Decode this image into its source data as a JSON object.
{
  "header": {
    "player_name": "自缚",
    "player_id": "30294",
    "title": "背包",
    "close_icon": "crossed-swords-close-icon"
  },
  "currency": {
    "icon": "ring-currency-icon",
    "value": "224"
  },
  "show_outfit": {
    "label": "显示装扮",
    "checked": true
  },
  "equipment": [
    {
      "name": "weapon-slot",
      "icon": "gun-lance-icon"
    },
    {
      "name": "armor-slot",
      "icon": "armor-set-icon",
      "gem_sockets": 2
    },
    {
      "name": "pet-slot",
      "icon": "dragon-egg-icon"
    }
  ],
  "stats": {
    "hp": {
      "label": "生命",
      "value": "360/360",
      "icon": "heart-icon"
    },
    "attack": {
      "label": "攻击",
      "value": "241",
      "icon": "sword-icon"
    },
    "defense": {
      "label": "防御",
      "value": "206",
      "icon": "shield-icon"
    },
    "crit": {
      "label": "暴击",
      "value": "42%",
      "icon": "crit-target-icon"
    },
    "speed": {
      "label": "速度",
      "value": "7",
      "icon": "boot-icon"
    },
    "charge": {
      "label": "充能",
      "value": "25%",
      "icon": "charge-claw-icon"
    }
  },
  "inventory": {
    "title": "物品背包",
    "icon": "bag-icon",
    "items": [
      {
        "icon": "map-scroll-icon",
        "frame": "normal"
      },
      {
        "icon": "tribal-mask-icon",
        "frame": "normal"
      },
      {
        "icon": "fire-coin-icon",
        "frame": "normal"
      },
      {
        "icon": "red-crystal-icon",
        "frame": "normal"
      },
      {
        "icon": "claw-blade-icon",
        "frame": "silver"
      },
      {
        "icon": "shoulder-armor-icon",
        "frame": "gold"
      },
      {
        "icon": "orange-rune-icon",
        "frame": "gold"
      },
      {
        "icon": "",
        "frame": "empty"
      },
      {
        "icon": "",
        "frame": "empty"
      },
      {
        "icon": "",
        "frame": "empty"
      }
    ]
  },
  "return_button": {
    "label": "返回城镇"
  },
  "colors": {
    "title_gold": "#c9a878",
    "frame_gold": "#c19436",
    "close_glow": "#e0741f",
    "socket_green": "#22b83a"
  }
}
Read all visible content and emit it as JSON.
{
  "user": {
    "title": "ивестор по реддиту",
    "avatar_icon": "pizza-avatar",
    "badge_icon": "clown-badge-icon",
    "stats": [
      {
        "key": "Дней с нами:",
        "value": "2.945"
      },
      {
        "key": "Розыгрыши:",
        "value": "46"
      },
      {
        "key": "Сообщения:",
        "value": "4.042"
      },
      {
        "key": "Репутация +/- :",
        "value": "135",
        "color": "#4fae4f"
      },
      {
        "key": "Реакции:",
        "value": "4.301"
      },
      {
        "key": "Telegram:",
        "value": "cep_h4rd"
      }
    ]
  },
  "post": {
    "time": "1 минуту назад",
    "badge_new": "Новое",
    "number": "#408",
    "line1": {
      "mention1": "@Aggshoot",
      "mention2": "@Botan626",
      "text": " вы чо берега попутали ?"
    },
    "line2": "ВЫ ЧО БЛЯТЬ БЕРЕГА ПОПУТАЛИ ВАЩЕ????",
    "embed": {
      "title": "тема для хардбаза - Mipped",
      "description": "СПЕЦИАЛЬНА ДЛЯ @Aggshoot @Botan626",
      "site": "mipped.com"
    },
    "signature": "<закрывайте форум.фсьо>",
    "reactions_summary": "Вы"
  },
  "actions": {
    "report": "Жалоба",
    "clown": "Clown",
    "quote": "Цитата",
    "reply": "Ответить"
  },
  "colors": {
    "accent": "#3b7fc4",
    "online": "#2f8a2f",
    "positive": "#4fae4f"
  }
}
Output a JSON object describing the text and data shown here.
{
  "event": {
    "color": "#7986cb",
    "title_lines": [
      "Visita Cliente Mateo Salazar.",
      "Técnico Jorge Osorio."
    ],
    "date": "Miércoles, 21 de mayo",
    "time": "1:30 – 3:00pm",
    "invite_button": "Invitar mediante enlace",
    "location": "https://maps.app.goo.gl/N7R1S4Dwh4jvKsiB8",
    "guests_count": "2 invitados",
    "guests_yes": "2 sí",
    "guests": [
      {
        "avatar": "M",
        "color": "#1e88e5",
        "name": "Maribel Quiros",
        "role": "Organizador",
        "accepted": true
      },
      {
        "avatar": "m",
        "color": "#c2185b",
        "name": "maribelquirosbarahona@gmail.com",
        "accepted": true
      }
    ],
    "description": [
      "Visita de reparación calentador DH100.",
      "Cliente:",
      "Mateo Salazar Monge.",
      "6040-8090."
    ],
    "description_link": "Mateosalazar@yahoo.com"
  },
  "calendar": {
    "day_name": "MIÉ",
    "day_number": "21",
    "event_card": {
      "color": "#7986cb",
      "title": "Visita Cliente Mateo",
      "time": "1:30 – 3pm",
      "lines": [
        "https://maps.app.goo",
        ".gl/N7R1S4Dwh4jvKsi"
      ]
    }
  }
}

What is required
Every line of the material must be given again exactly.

Result of this task
Decode this image into its source data as a JSON object.
{
  "header": {
    "player_name": "自缚",
    "player_id": "30294",
    "title": "背包",
    "close_icon": "crossed-swords-close-icon"
  },
  "currency": {
    "icon": "ring-currency-icon",
    "value": "224"
  },
  "show_outfit": {
    "label": "显示装扮",
    "checked": true
  },
  "equipment": [
    {
      "name": "weapon-slot",
      "icon": "gun-lance-icon"
    },
    {
      "name": "armor-slot",
      "icon": "armor-set-icon",
      "gem_sockets": 2
    },
    {
      "name": "pet-slot",
      "icon": "dragon-egg-icon"
    }
  ],
  "stats": {
    "hp": {
      "label": "生命",
      "value": "360/360",
      "icon": "heart-icon"
    },
    "attack": {
      "label": "攻击",
      "value": "241",
      "icon": "sword-icon"
    },
    "defense": {
      "label": "防御",
      "value": "206",
      "icon": "shield-icon"
    },
    "crit": {
      "label": "暴击",
      "value": "42%",
      "icon": "crit-target-icon"
    },
    "speed": {
      "label": "速度",
      "value": "7",
      "icon": "boot-icon"
    },
    "charge": {
      "label": "充能",
      "value": "25%",
      "icon": "charge-claw-icon"
    }
  },
  "inventory": {
    "title": "物品背包",
    "icon": "bag-icon",
    "items": [
      {
        "icon": "map-scroll-icon",
        "frame": "normal"
      },
      {
        "icon": "tribal-mask-icon",
        "frame": "normal"
      },
      {
        "icon": "fire-coin-icon",
        "frame": "normal"
      },
      {
        "icon": "red-crystal-icon",
        "frame": "normal"
      },
      {
        "icon": "claw-blade-icon",
        "frame": "silver"
      },
      {
        "icon": "shoulder-armor-icon",
        "frame": "gold"
      },
      {
        "icon": "orange-rune-icon",
        "frame": "gold"
      },
      {
        "icon": "",
        "frame": "empty"
      },
      {
        "icon": "",
        "frame": "empty"
      },
      {
        "icon": "",
        "frame": "empty"
      }
    ]
  },
  "return_button": {
    "label": "返回城镇"
  },
  "colors": {
    "title_gold": "#c9a878",
    "frame_gold": "#c19436",
    "close_glow": "#e0741f",
    "socket_green": "#22b83a"
  }
}
Read all visible content and emit it as JSON.
{
  "user": {
    "title": "ивестор по реддиту",
    "avatar_icon": "pizza-avatar",
    "badge_icon": "clown-badge-icon",
    "stats": [
      {
        "key": "Дней с нами:",
        "value": "2.945"
      },
      {
        "key": "Розыгрыши:",
        "value": "46"
      },
      {
        "key": "Сообщения:",
        "value": "4.042"
      },
      {
        "key": "Репутация +/- :",
        "value": "135",
        "color": "#4fae4f"
      },
      {
        "key": "Реакции:",
        "value": "4.301"
      },
      {
        "key": "Telegram:",
        "value": "cep_h4rd"
      }
    ]
  },
  "post": {
    "time": "1 минуту назад",
    "badge_new": "Новое",
    "number": "#408",
    "line1": {
      "mention1": "@Aggshoot",
      "mention2": "@Botan626",
      "text": " вы чо берега попутали ?"
    },
    "line2": "ВЫ ЧО БЛЯТЬ БЕРЕГА ПОПУТАЛИ ВАЩЕ????",
    "embed": {
      "title": "тема для хардбаза - Mipped",
      "description": "СПЕЦИАЛЬНА ДЛЯ @Aggshoot @Botan626",
      "site": "mipped.com"
    },
    "signature": "<закрывайте форум.фсьо>",
    "reactions_summary": "Вы"
  },
  "actions": {
    "report": "Жалоба",
    "clown": "Clown",
    "quote": "Цитата",
    "reply": "Ответить"
  },
  "colors": {
    "accent": "#3b7fc4",
    "online": "#2f8a2f",
    "positive": "#4fae4f"
  }
}
Output a JSON object describing the text and data shown here.
{
  "event": {
    "color": "#7986cb",
    "title_lines": [
      "Visita Cliente Mateo Salazar.",
      "Técnico Jorge Osorio."
    ],
    "date": "Miércoles, 21 de mayo",
    "time": "1:30 – 3:00pm",
    "invite_button": "Invitar mediante enlace",
    "location": "https://maps.app.goo.gl/N7R1S4Dwh4jvKsiB8",
    "guests_count": "2 invitados",
    "guests_yes": "2 sí",
    "guests": [
      {
        "avatar": "M",
        "color": "#1e88e5",
        "name": "Maribel Quiros",
        "role": "Organizador",
        "accepted": true
      },
      {
        "avatar": "m",
        "color": "#c2185b",
        "name": "maribelquirosbarahona@gmail.com",
        "accepted": true
      }
    ],
    "description": [
      "Visita de reparación calentador DH100.",
      "Cliente:",
      "Mateo Salazar Monge.",
      "6040-8090."
    ],
    "description_link": "Mateosalazar@yahoo.com"
  },
  "calendar": {
    "day_name": "MIÉ",
    "day_number": "21",
    "event_card": {
      "color": "#7986cb",
      "title": "Visita Cliente Mateo",
      "time": "1:30 – 3pm",
      "lines": [
        "https://maps.app.goo",
        ".gl/N7R1S4Dwh4jvKsi"
      ]
    }
  }
}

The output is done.